INFORMATION GIVEN:

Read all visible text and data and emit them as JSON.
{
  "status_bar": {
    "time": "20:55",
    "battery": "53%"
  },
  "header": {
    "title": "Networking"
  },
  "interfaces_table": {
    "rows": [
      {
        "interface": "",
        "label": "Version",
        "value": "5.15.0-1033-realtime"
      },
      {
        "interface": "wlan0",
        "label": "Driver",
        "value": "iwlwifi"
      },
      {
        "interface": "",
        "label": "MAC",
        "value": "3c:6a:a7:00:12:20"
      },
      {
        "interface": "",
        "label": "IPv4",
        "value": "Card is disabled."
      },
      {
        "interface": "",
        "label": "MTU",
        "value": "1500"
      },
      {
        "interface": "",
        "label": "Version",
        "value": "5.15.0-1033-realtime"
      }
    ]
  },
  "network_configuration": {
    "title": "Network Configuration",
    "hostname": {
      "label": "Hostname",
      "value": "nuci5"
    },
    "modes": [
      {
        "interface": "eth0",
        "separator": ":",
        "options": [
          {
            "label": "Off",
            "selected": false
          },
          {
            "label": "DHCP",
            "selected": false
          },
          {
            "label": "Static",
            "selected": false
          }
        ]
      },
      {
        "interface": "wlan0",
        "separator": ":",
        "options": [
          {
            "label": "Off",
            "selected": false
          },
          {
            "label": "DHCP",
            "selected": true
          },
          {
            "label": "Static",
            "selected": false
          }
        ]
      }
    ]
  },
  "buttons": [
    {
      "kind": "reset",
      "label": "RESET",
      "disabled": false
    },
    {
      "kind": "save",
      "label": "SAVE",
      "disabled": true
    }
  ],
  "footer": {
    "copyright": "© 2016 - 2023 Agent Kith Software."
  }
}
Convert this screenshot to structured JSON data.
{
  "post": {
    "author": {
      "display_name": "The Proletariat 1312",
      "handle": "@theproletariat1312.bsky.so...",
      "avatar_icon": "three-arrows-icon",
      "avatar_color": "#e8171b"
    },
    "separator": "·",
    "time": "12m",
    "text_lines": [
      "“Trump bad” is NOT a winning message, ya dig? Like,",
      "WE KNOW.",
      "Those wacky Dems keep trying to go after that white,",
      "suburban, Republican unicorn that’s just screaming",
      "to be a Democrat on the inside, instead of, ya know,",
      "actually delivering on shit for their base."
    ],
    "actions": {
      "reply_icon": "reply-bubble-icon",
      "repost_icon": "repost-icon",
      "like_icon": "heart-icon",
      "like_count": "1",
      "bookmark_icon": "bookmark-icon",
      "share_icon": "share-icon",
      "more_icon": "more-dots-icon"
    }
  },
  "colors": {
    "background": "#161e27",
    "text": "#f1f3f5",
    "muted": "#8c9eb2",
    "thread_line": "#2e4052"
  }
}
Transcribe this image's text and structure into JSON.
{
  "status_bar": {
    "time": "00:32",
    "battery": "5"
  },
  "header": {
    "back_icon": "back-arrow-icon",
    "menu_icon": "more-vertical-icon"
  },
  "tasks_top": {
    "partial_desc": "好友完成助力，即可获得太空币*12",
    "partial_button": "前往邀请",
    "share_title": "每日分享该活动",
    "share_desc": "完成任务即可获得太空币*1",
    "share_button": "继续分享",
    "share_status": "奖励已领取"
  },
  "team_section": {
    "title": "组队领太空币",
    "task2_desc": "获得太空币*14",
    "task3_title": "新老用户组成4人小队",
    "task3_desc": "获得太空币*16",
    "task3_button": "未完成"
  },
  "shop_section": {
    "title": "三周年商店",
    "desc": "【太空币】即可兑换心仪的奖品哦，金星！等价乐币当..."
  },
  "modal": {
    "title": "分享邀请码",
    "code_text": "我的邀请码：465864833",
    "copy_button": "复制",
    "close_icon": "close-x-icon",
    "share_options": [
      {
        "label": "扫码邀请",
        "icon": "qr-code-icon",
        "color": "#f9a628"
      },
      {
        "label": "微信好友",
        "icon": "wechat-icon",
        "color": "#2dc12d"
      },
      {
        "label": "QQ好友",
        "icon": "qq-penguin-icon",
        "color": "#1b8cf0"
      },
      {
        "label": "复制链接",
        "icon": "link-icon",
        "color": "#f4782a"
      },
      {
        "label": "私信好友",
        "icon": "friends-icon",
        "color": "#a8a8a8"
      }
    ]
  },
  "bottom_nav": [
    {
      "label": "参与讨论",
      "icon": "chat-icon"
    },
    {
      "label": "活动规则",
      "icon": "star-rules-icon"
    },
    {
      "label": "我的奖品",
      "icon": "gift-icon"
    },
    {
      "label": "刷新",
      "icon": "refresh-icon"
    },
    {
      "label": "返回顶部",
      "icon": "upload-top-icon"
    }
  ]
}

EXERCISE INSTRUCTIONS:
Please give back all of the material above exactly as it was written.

TASK ANSWER:
Read all visible text and data and emit them as JSON.
{
  "status_bar": {
    "time": "20:55",
    "battery": "53%"
  },
  "header": {
    "title": "Networking"
  },
  "interfaces_table": {
    "rows": [
      {
        "interface": "",
        "label": "Version",
        "value": "5.15.0-1033-realtime"
      },
      {
        "interface": "wlan0",
        "label": "Driver",
        "value": "iwlwifi"
      },
      {
        "interface": "",
        "label": "MAC",
        "value": "3c:6a:a7:00:12:20"
      },
      {
        "interface": "",
        "label": "IPv4",
        "value": "Card is disabled."
      },
      {
        "interface": "",
        "label": "MTU",
        "value": "1500"
      },
      {
        "interface": "",
        "label": "Version",
        "value": "5.15.0-1033-realtime"
      }
    ]
  },
  "network_configuration": {
    "title": "Network Configuration",
    "hostname": {
      "label": "Hostname",
      "value": "nuci5"
    },
    "modes": [
      {
        "interface": "eth0",
        "separator": ":",
        "options": [
          {
            "label": "Off",
            "selected": false
          },
          {
            "label": "DHCP",
            "selected": false
          },
          {
            "label": "Static",
            "selected": false
          }
        ]
      },
      {
        "interface": "wlan0",
        "separator": ":",
        "options": [
          {
            "label": "Off",
            "selected": false
          },
          {
            "label": "DHCP",
            "selected": true
          },
          {
            "label": "Static",
            "selected": false
          }
        ]
      }
    ]
  },
  "buttons": [
    {
      "kind": "reset",
      "label": "RESET",
      "disabled": false
    },
    {
      "kind": "save",
      "label": "SAVE",
      "disabled": true
    }
  ],
  "footer": {
    "copyright": "© 2016 - 2023 Agent Kith Software."
  }
}
Convert this screenshot to structured JSON data.
{
  "post": {
    "author": {
      "display_name": "The Proletariat 1312",
      "handle": "@theproletariat1312.bsky.so...",
      "avatar_icon": "three-arrows-icon",
      "avatar_color": "#e8171b"
    },
    "separator": "·",
    "time": "12m",
    "text_lines": [
      "“Trump bad” is NOT a winning message, ya dig? Like,",
      "WE KNOW.",
      "Those wacky Dems keep trying to go after that white,",
      "suburban, Republican unicorn that’s just screaming",
      "to be a Democrat on the inside, instead of, ya know,",
      "actually delivering on shit for their base."
    ],
    "actions": {
      "reply_icon": "reply-bubble-icon",
      "repost_icon": "repost-icon",
      "like_icon": "heart-icon",
      "like_count": "1",
      "bookmark_icon": "bookmark-icon",
      "share_icon": "share-icon",
      "more_icon": "more-dots-icon"
    }
  },
  "colors": {
    "background": "#161e27",
    "text": "#f1f3f5",
    "muted": "#8c9eb2",
    "thread_line": "#2e4052"
  }
}
Transcribe this image's text and structure into JSON.
{
  "status_bar": {
    "time": "00:32",
    "battery": "5"
  },
  "header": {
    "back_icon": "back-arrow-icon",
    "menu_icon": "more-vertical-icon"
  },
  "tasks_top": {
    "partial_desc": "好友完成助力，即可获得太空币*12",
    "partial_button": "前往邀请",
    "share_title": "每日分享该活动",
    "share_desc": "完成任务即可获得太空币*1",
    "share_button": "继续分享",
    "share_status": "奖励已领取"
  },
  "team_section": {
    "title": "组队领太空币",
    "task2_desc": "获得太空币*14",
    "task3_title": "新老用户组成4人小队",
    "task3_desc": "获得太空币*16",
    "task3_button": "未完成"
  },
  "shop_section": {
    "title": "三周年商店",
    "desc": "【太空币】即可兑换心仪的奖品哦，金星！等价乐币当..."
  },
  "modal": {
    "title": "分享邀请码",
    "code_text": "我的邀请码：465864833",
    "copy_button": "复制",
    "close_icon": "close-x-icon",
    "share_options": [
      {
        "label": "扫码邀请",
        "icon": "qr-code-icon",
        "color": "#f9a628"
      },
      {
        "label": "微信好友",
        "icon": "wechat-icon",
        "color": "#2dc12d"
      },
      {
        "label": "QQ好友",
        "icon": "qq-penguin-icon",
        "color": "#1b8cf0"
      },
      {
        "label": "复制链接",
        "icon": "link-icon",
        "color": "#f4782a"
      },
      {
        "label": "私信好友",
        "icon": "friends-icon",
        "color": "#a8a8a8"
      }
    ]
  },
  "bottom_nav": [
    {
      "label": "参与讨论",
      "icon": "chat-icon"
    },
    {
      "label": "活动规则",
      "icon": "star-rules-icon"
    },
    {
      "label": "我的奖品",
      "icon": "gift-icon"
    },
    {
      "label": "刷新",
      "icon": "refresh-icon"
    },
    {
      "label": "返回顶部",
      "icon": "upload-top-icon"
    }
  ]
}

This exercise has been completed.